(Records contained in a dataset)
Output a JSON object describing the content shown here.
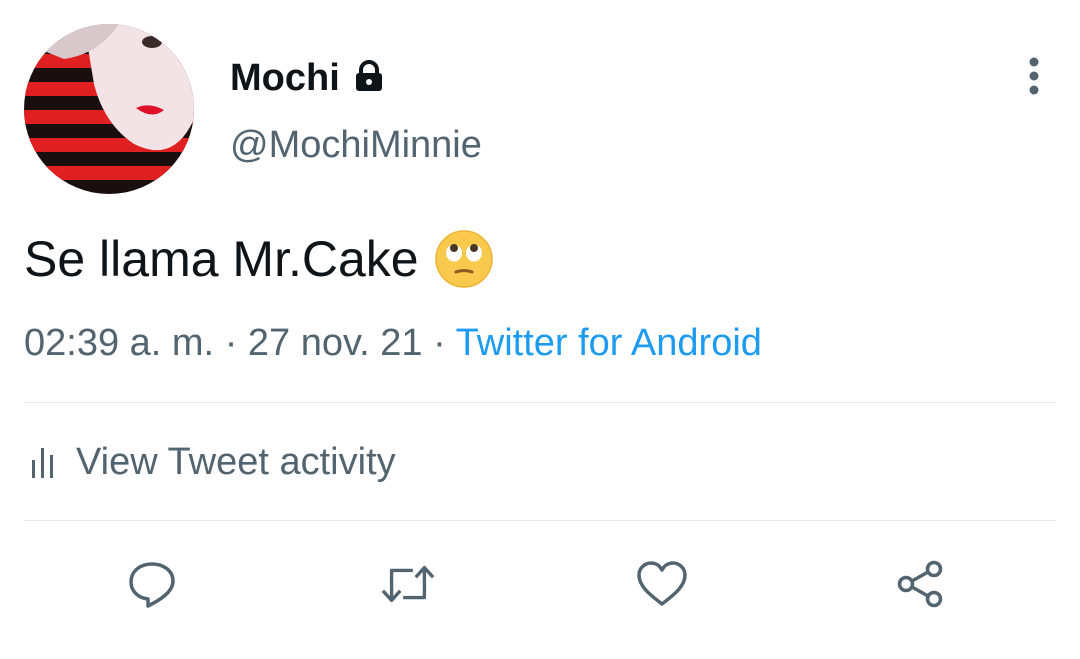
{
  "tweet": {
    "author": {
      "display_name": "Mochi",
      "handle": "@MochiMinnie",
      "protected_icon": "lock-icon"
    },
    "text": "Se llama Mr.Cake",
    "emoji": "face-with-rolling-eyes",
    "time": "02:39 a. m.",
    "date": "27 nov. 21",
    "separator": "·",
    "source": "Twitter for Android",
    "activity_label": "View Tweet activity",
    "actions": [
      "reply-icon",
      "retweet-icon",
      "like-icon",
      "share-icon"
    ],
    "more_icon": "more-vertical-icon"
  },
  "colors": {
    "text": "#0f1419",
    "secondary": "#536471",
    "link": "#1d9bf0",
    "divider": "#e6e9ec"
  }
}
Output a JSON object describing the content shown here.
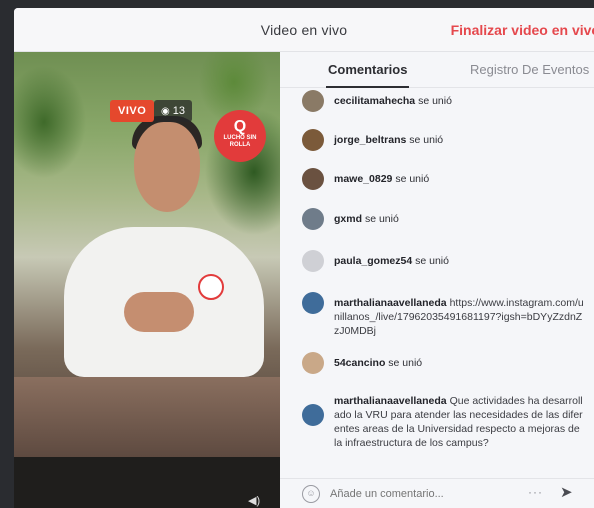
{
  "window": {
    "title": "Video en vivo",
    "end_button": "Finalizar video en vivo"
  },
  "video": {
    "live_badge": "VIVO",
    "viewer_count": "13",
    "brand_logo_text": "LUCHO SIN ROLLA",
    "icons": {
      "viewers": "eye-icon",
      "mute": "speaker-icon"
    }
  },
  "panel": {
    "tabs": [
      {
        "label": "Comentarios",
        "active": true
      },
      {
        "label": "Registro De Eventos",
        "active": false
      }
    ],
    "comments": [
      {
        "user": "cecilitamahecha",
        "text": "se unió",
        "avatar_color": "#8a7a66"
      },
      {
        "user": "jorge_beltrans",
        "text": "se unió",
        "avatar_color": "#7b5a3a"
      },
      {
        "user": "mawe_0829",
        "text": "se unió",
        "avatar_color": "#6a5140"
      },
      {
        "user": "gxmd",
        "text": "se unió",
        "avatar_color": "#6f7c8a"
      },
      {
        "user": "paula_gomez54",
        "text": "se unió",
        "avatar_color": "#cfd0d5"
      },
      {
        "user": "marthalianaavellaneda",
        "text": "https://www.instagram.com/unillanos_/live/17962035491681197?igsh=bDYyZzdnZzJ0MDBj",
        "avatar_color": "#3f6c9a"
      },
      {
        "user": "54cancino",
        "text": "se unió",
        "avatar_color": "#c9a888"
      },
      {
        "user": "marthalianaavellaneda",
        "text": "Que actividades ha desarrollado la VRU para atender las necesidades de las diferentes areas de la Universidad respecto a mejoras de la infraestructura de los campus?",
        "avatar_color": "#3f6c9a"
      }
    ],
    "composer": {
      "placeholder": "Añade un comentario...",
      "more_label": "···",
      "icons": {
        "emoji": "emoji-icon",
        "send": "send-icon"
      }
    }
  }
}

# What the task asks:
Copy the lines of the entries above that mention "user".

# Task output:
        "user": "cecilitamahecha",
        "user": "jorge_beltrans",
        "user": "mawe_0829",
        "user": "gxmd",
        "user": "paula_gomez54",
        "user": "marthalianaavellaneda",
        "user": "54cancino",
        "user": "marthalianaavellaneda",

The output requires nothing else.